Dataset content |
★ ★ ★
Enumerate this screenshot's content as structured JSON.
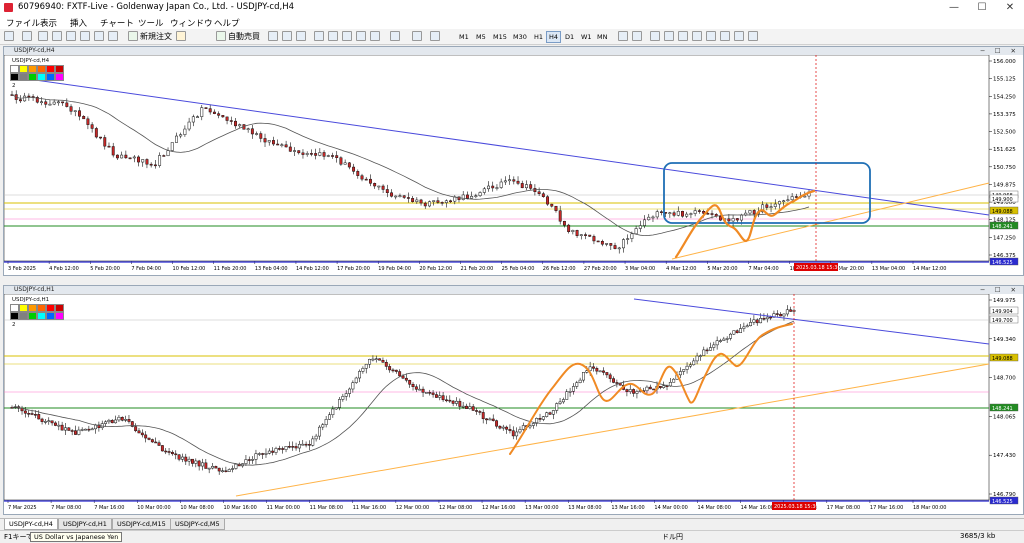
{
  "app": {
    "title": "60796940: FXTF-Live - Goldenway Japan Co., Ltd. - USDJPY-cd,H4",
    "win_min": "—",
    "win_max": "☐",
    "win_close": "✕"
  },
  "menu": [
    "ファイル",
    "表示",
    "挿入",
    "チャート",
    "ツール",
    "ウィンドウ",
    "ヘルプ"
  ],
  "toolbar": {
    "new_order": "新規注文",
    "auto_trade": "自動売買",
    "timeframes": [
      "M1",
      "M5",
      "M15",
      "M30",
      "H1",
      "H4",
      "D1",
      "W1",
      "MN"
    ],
    "active_tf": "H4"
  },
  "chart_top": {
    "window_title": "USDJPY-cd,H4",
    "label": "USDJPY-cd,H4",
    "panel_number": "2",
    "y_ticks": [
      "156.000",
      "155.125",
      "154.250",
      "153.375",
      "152.500",
      "151.625",
      "150.750",
      "149.875",
      "149.000",
      "148.125",
      "147.250",
      "146.375"
    ],
    "x_ticks": [
      "3 Feb 2025",
      "4 Feb 12:00",
      "5 Feb 20:00",
      "7 Feb 04:00",
      "10 Feb 12:00",
      "11 Feb 20:00",
      "13 Feb 04:00",
      "14 Feb 12:00",
      "17 Feb 20:00",
      "19 Feb 04:00",
      "20 Feb 12:00",
      "21 Feb 20:00",
      "25 Feb 04:00",
      "26 Feb 12:00",
      "27 Feb 20:00",
      "3 Mar 04:00",
      "4 Mar 12:00",
      "5 Mar 20:00",
      "7 Mar 04:00",
      "10 Mar 12:00",
      "11 Mar 20:00",
      "13 Mar 04:00",
      "14 Mar 12:00"
    ],
    "time_marker": "2025.03.18 15:30",
    "price_tags": [
      {
        "text": "149.968",
        "bg": "#ffffff",
        "fg": "#000000"
      },
      {
        "text": "149.900",
        "bg": "#ffffff",
        "fg": "#000000"
      },
      {
        "text": "149.088",
        "bg": "#d8c000",
        "fg": "#000000"
      },
      {
        "text": "148.241",
        "bg": "#228b22",
        "fg": "#ffffff"
      },
      {
        "text": "146.525",
        "bg": "#2b2bd0",
        "fg": "#ffffff"
      }
    ]
  },
  "chart_bottom": {
    "window_title": "USDJPY-cd,H1",
    "label": "USDJPY-cd,H1",
    "panel_number": "2",
    "y_ticks": [
      "149.975",
      "149.340",
      "148.700",
      "148.065",
      "147.430",
      "146.790"
    ],
    "x_ticks": [
      "7 Mar 2025",
      "7 Mar 08:00",
      "7 Mar 16:00",
      "10 Mar 00:00",
      "10 Mar 08:00",
      "10 Mar 16:00",
      "11 Mar 00:00",
      "11 Mar 08:00",
      "11 Mar 16:00",
      "12 Mar 00:00",
      "12 Mar 08:00",
      "12 Mar 16:00",
      "13 Mar 00:00",
      "13 Mar 08:00",
      "13 Mar 16:00",
      "14 Mar 00:00",
      "14 Mar 08:00",
      "14 Mar 16:00",
      "17 Mar 00:00",
      "17 Mar 08:00",
      "17 Mar 16:00",
      "18 Mar 00:00"
    ],
    "time_marker": "2025.03.18 15:30",
    "price_tags": [
      {
        "text": "149.904",
        "bg": "#ffffff",
        "fg": "#000000"
      },
      {
        "text": "149.700",
        "bg": "#ffffff",
        "fg": "#000000"
      },
      {
        "text": "149.088",
        "bg": "#d8c000",
        "fg": "#000000"
      },
      {
        "text": "148.241",
        "bg": "#228b22",
        "fg": "#ffffff"
      },
      {
        "text": "146.525",
        "bg": "#2b2bd0",
        "fg": "#ffffff"
      }
    ]
  },
  "tabs": [
    "USDJPY-cd,H4",
    "USDJPY-cd,H1",
    "USDJPY-cd,M15",
    "USDJPY-cd,M5"
  ],
  "active_tab": "USDJPY-cd,H4",
  "status": {
    "help": "F1キーでヘルプ",
    "tooltip": "US Dollar vs Japanese Yen",
    "profile": "ドル円",
    "traffic": "3685/3 kb"
  },
  "palette_colors": [
    "#ffffff",
    "#ffff00",
    "#ff9900",
    "#ff6600",
    "#ff0000",
    "#cc0000",
    "#000000",
    "#808080",
    "#00cc00",
    "#00ffff",
    "#0066ff",
    "#ff00ff"
  ],
  "colors": {
    "bull": "#ffffff",
    "bear": "#c62828",
    "wick": "#111111",
    "ma": "#555555",
    "trend_blue": "#4a4adc",
    "trend_orange": "#ffb347",
    "pattern_orange": "#f08a24",
    "box_blue": "#1f6fb5",
    "line_yellow": "#d8c000",
    "line_green": "#228b22",
    "line_pink": "#ff77cc",
    "line_navy": "#2b2bd0"
  }
}
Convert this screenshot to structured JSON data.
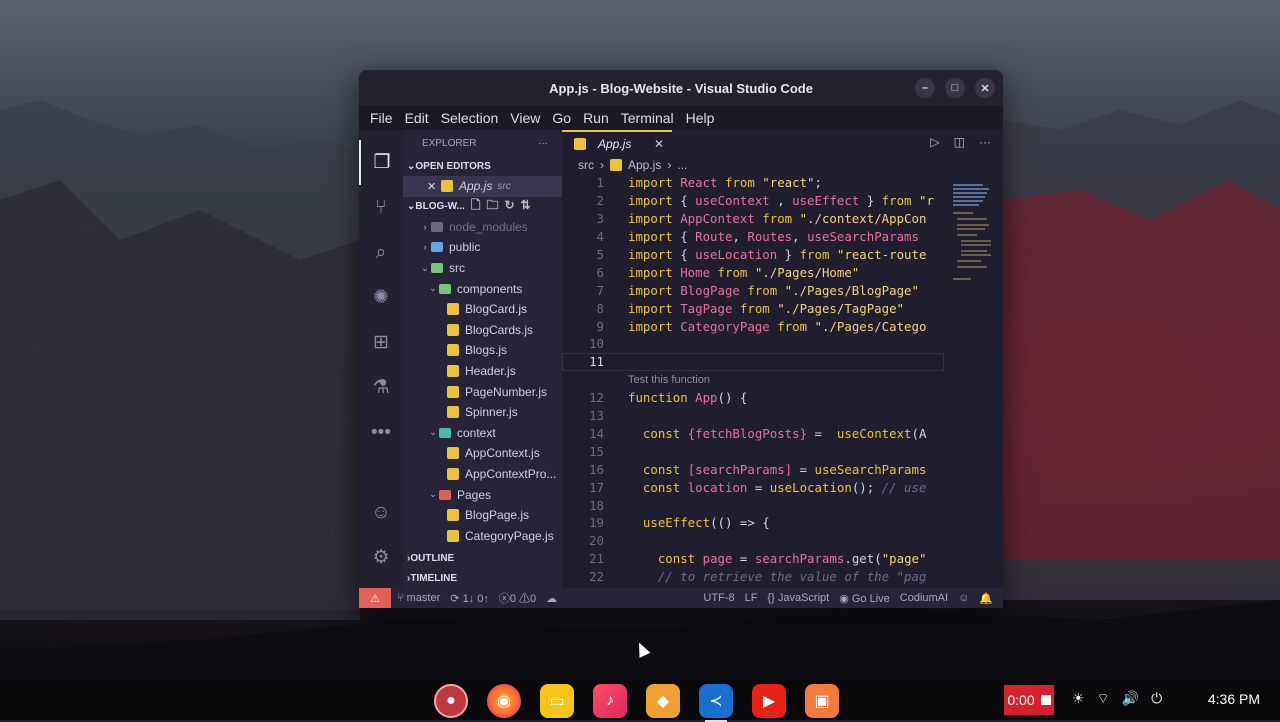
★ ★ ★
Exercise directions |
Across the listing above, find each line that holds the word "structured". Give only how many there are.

Solution below |
2